DATA RECORDS section start
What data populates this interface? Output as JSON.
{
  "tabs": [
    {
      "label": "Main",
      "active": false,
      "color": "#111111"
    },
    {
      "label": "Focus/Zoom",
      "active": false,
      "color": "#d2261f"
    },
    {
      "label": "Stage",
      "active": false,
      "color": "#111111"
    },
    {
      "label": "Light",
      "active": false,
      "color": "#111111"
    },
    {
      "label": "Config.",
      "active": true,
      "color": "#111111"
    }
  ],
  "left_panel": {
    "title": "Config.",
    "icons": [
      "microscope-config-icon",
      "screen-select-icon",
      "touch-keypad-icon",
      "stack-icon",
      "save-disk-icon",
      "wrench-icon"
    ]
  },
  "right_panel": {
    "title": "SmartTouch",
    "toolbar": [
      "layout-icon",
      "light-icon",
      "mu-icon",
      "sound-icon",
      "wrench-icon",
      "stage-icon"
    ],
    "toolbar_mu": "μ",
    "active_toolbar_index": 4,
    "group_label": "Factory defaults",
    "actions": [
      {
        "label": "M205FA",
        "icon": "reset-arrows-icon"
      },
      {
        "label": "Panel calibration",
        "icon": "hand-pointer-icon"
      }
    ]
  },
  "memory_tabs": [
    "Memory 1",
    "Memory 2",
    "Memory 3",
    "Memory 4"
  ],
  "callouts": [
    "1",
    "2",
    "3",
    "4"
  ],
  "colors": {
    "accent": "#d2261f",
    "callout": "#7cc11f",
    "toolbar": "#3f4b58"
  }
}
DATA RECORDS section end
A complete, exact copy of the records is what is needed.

What data populates this interface? Output as JSON.
{
  "tabs": [
    {
      "label": "Main",
      "active": false,
      "color": "#111111"
    },
    {
      "label": "Focus/Zoom",
      "active": false,
      "color": "#d2261f"
    },
    {
      "label": "Stage",
      "active": false,
      "color": "#111111"
    },
    {
      "label": "Light",
      "active": false,
      "color": "#111111"
    },
    {
      "label": "Config.",
      "active": true,
      "color": "#111111"
    }
  ],
  "left_panel": {
    "title": "Config.",
    "icons": [
      "microscope-config-icon",
      "screen-select-icon",
      "touch-keypad-icon",
      "stack-icon",
      "save-disk-icon",
      "wrench-icon"
    ]
  },
  "right_panel": {
    "title": "SmartTouch",
    "toolbar": [
      "layout-icon",
      "light-icon",
      "mu-icon",
      "sound-icon",
      "wrench-icon",
      "stage-icon"
    ],
    "toolbar_mu": "μ",
    "active_toolbar_index": 4,
    "group_label": "Factory defaults",
    "actions": [
      {
        "label": "M205FA",
        "icon": "reset-arrows-icon"
      },
      {
        "label": "Panel calibration",
        "icon": "hand-pointer-icon"
      }
    ]
  },
  "memory_tabs": [
    "Memory 1",
    "Memory 2",
    "Memory 3",
    "Memory 4"
  ],
  "callouts": [
    "1",
    "2",
    "3",
    "4"
  ],
  "colors": {
    "accent": "#d2261f",
    "callout": "#7cc11f",
    "toolbar": "#3f4b58"
  }
}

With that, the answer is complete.